■ Assignment: Show every line of the data below that includes the word "twenty".
*** Block opens ***
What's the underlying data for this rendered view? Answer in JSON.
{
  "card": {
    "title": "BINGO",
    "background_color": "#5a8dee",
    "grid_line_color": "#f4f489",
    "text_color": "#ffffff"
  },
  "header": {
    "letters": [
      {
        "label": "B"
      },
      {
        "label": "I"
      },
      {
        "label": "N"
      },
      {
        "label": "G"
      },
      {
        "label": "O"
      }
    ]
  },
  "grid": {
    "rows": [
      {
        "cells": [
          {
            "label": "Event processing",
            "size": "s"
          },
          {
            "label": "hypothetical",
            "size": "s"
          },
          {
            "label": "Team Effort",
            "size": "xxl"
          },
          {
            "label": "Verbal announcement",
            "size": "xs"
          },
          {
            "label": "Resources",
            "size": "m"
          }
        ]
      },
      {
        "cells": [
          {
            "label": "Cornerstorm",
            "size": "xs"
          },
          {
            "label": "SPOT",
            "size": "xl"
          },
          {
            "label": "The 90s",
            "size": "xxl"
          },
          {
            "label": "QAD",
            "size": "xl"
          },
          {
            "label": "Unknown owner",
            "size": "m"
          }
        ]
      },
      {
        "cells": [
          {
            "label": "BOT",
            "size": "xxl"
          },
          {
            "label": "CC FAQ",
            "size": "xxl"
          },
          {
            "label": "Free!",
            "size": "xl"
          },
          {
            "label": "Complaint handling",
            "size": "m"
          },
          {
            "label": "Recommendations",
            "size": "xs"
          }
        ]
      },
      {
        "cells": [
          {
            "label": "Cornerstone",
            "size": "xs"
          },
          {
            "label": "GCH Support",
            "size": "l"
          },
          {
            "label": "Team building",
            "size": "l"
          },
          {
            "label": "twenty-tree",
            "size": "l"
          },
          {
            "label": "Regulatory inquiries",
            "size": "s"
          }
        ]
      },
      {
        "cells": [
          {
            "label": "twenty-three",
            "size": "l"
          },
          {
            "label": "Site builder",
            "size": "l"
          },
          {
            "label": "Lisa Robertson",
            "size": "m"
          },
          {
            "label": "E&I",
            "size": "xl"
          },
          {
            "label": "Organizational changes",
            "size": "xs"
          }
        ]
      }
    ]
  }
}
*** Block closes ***
■ Reply to the exercise:
            "label": "twenty-tree",
            "label": "twenty-three",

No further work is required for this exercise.